    Good piece. =]

    • Lane Freeze


  • Drew

    Personally, I just recently bought my Surface RT (yesterday) and I do like it. But the thing that annoys me a little is the notifications… I don’t seem to be getting any, not sure if theres a place where notifications are stored (like an iPad) or something. I think windows should do something a little better with notifications =/

    • Lane Freeze

      That’s a really common complaint actually. Few apps support notifications in favor of live tiles,

  • Rann Xeroxx

    Used the Surface RT at work as a test device and so when I went to TechEd this year, bought the RT for $99. IMHO, the Surface RT is the more productive and useful of all the tablets on the market today. Here is a pic of using a HP mobile monitor and then RDPing into a VDI with the Surface RT. It turns the RT into a powerful mobile thin client unmatched by competitors.


    • Lane Freeze

      This is a utility that nearly every critic has missed. Android and iOS can’t hold a candle to this.

  • chris

    also saving for a Pro now!

    • Lane Freeze

      Awesome! The Nexus 10 is a cool device. Android has an even longer way to go than Windows RT in my opinion.

      • flsh

        Yeah I agree. There are a lot of really good things about android, but I can’t figure out why I don’t enjoy using it. I find it a little messy. But as I have recently tried windows phone 8 it isn’t much better IMO.. I think that Surface RT is and will be my go to device. Aside from running full blown windows apps, it just handles everything really nicely.

        • Chris Jensen

          Oncethe wow factor of the N10 with its high res screen woreoff i found myself using it just to read mags.

        • Lane Freeze

          Was switching to the Surface with its comparably low res screen jarring?

        • chris

          No not too bad, think the RT looks pretty damn good really! also enjoy the PC experience and that’s what you get with the RT. Web pages were awesome on the Nexus but can’t say I miss it.

        • chris

          Exactly how I felt about Android, also moved to windows phone, I like it.
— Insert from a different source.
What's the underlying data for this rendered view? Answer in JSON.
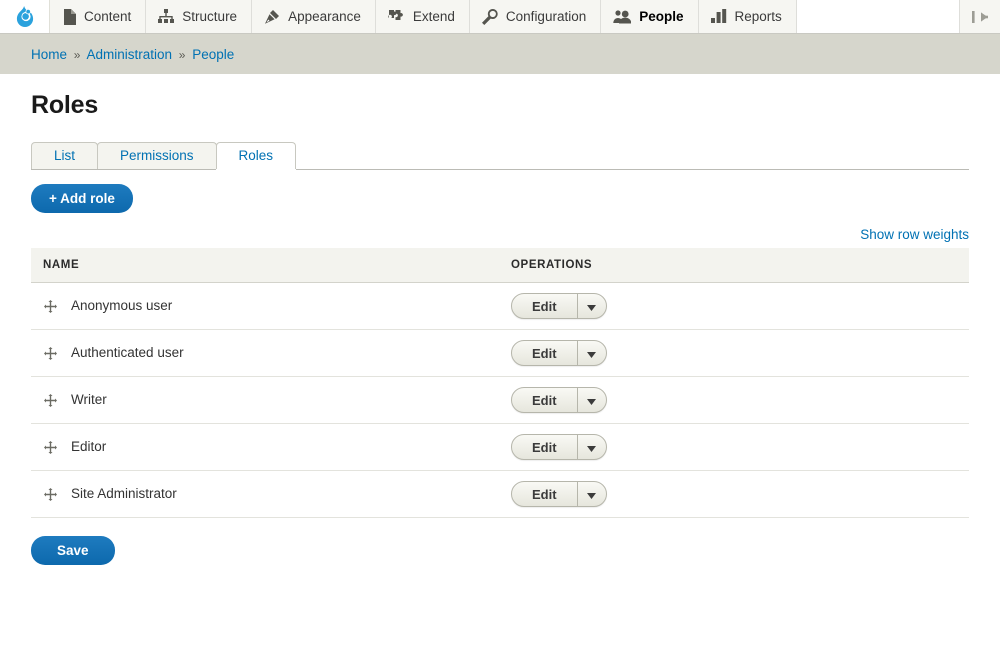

  • chris

    yup, sold my nexus 10 so I could buy an RT, purely because of the new price and Office 365. the RT just feels and acts like a serious piece of kit and not a “toy”